Date of Award

Spring 2019

Project Type


Program or Major

Earth Sciences

Degree Name

Master of Science

First Advisor

William C Clyde

Second Advisor

Tyler R Lyson

Third Advisor

Joel E Johnson

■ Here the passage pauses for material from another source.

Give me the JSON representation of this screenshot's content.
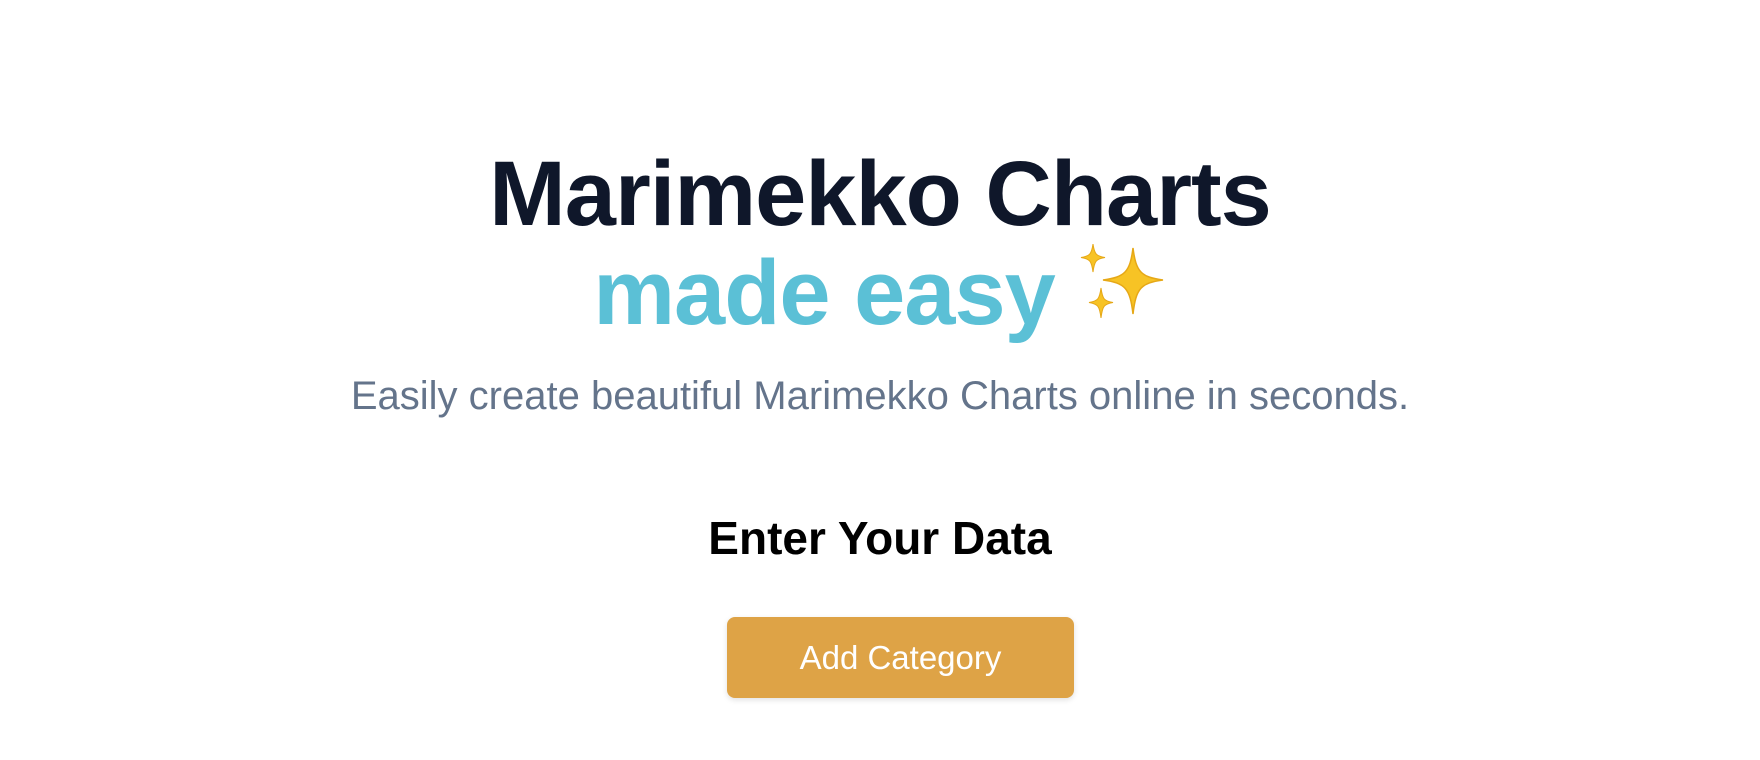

The Cretaceous-Paleogene (K-Pg) boundary interval represents one of the most significant periods of biological turnover in Earth history. Earliest Paleocene fossil mammal faunas corresponding to the Puercan North American Land Mammal Age (NALMA) are thought to be highly endemic and potentially diachronous, necessitating precise chronostratigraphic controls at key fossil localities to constrain recovery dynamics following the K-Pg mass extinction. The Laramide synorgenic sediments within the Denver Basin preserve one of the most continuous and fossiliferous records of the K-Pg boundary interval in North America. However, poor exposure in much of the Denver Basin makes it difficult to correlate outcrops via surface exposure. In order to relate fossil localities across the basin, previous studies have relied upon chronostratigraphic methods such as magnetostratigraphy. Here we present a new high-resolution magnetostratigraphy of 10 lithostratigraphic sections spanning the K-Pg boundary interval at Corral Bluffs located east of Colorado Springs in the southern part of the Denver Basin. Fossil localities from Corral Bluffs have yielded limited dinosaur remains, mammal fossils assigned to the Puercan NALMA, and numerous fossil leaf localities. Palynological analysis identifying the K-Pg boundary in three sections and a new 66.253 ± 0.031/0.045/0.084 Ma 206Pb /238U ash date, provide key temporal calibration points. Our paleomagnetic analysis has identified clear polarity reversal boundaries from Chron C30n to Chron C28r across the sections. It is now possible to place the fossil localities at Corral Bluffs within the broader basin-wide chronostratigraphic framework and evaluate them in the context of K-Pg boundary extinction and recovery.